US senator criticizes India for Iran oil imports
WASHINGTON (AP) — A Republican senator strongly criticized India Thursday for continuing to buy oil from sanctions-hit Iran, saying it should quit the imports entirely to support the U.S. effort to pressure Tehran over its nuclear program.
Sen. Jim Risch said he was deeply disappointed that the Obama administration in June extended a sanctions waiver to India — in recognition of its efforts in significantly reducing those oil imports.
Risch said there was no reason why India should not purchase oil from elsewhere if it wants to support the U.S. “as a friend and a partner.”
“The Indians’ purchase of oil from Iran, in my judgment, endangers the entire world community and is a destabilizing factor for the Middle East,” the senator said. “You don’t need to reduce it; you need to just quit it.”
He spoke at a confirmation hearing for Nisha Desai Biswal, nominated as top U.S. diplomat for South and Central Asia.
Biswal defended the waiver decision, saying Iran used to be India’s second-largest supplier, but is now fifth or sixth.
India is reliant on imported crude and is reluctant to completely stop imports from Iran.
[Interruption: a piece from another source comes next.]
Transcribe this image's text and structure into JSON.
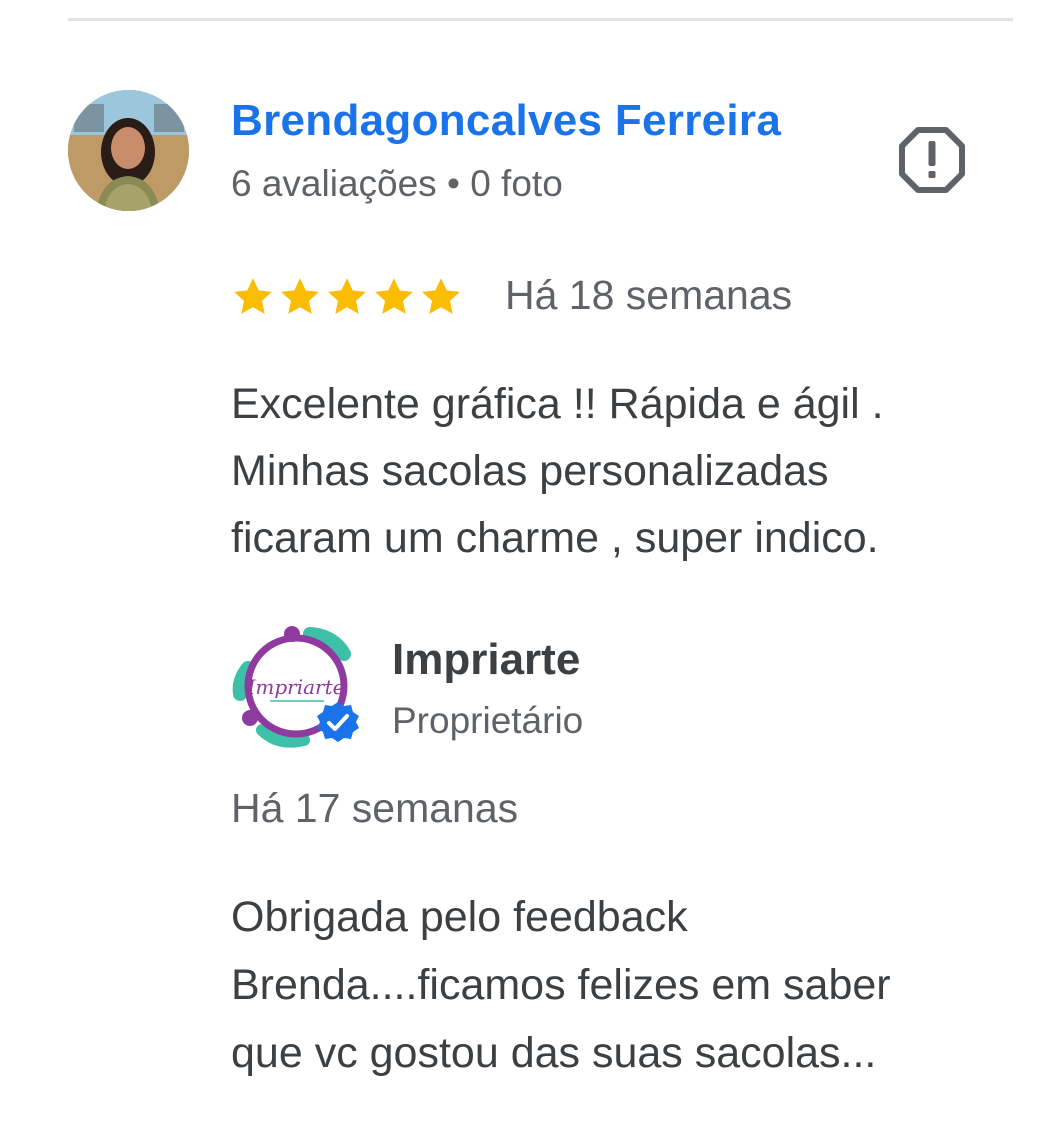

The Rhodium Group, a U.S. consultancy, says India’s imports from Iran have reduced from 486,000 barrels per day in January 2012, to 141,000 barrels per day in June 2013.
American sanctions are designed to pressure Iran to curb its nuclear program, which Washington suspects is aimed at producing weapons. Iran has repeatedly insisted it is only for generating electricity and medical research.
The U.S. is pressing countries around the world to cut commercial ties with Iran or face a series of restrictions on what type of business they can conduct in the United States, the world’s largest market. But the Obama administration has granted exemptions to a number of mostly Asian countries, also including China — Iran’s top trading partner — and core U.S. allies, Japan and South Korea.
“India has scrupulously adhered to the multilateral sanctions against Iran as mandated by the United Nations,” said M. Sridharan, spokesman for the Indian Embassy in Washington. “As we diversify our energy resources and as our oil importers make their own commercial judgment, crude imports from Iran have a steadily declining share in India’s total oil imports.”
Democratic Sen. Tim Kaine said that imports of U.S. liquefied natural gas could help India reduce its reliance on oil from the Middle East. He urged India to eliminate or dramatically cut purchases from Iran until it makes plain it doesn’t have a path to nuclear weaponry — but offer to buy more once Iran’s provides that assurance.
Biswal, currently assistant administrator for Asia at the U.S. Agency for International Development, is expected to be confirmed as assistant secretary of state for a region straddling Central Asia, Bangladesh, Bhutan, Nepal and Sri Lanka. She said advancing the U.S.-India strategic partnership was of “paramount importance.”
She said she was hopeful of progress in fulfilling a landmark 2008 India-U.S. civil nuclear agreement to help satisfy its growing energy needs. But she cautioned it was going to be a “long and tough road” to resolve differences over Indian nuclear liability legislation that effectively has blocked U.S. suppliers from capitalizing on the agreement.
Biswal said India is still grappling with the legacy of the Bhopal disaster — when a leak at a pesticide plant run by U.S. company Union Carbide Corp. killed an estimated 15,000 people and affected at least 500,000 more. She said that defined how Indians view nuclear power.
Many survivors of that 1984 disaster are still campaigning for compensation.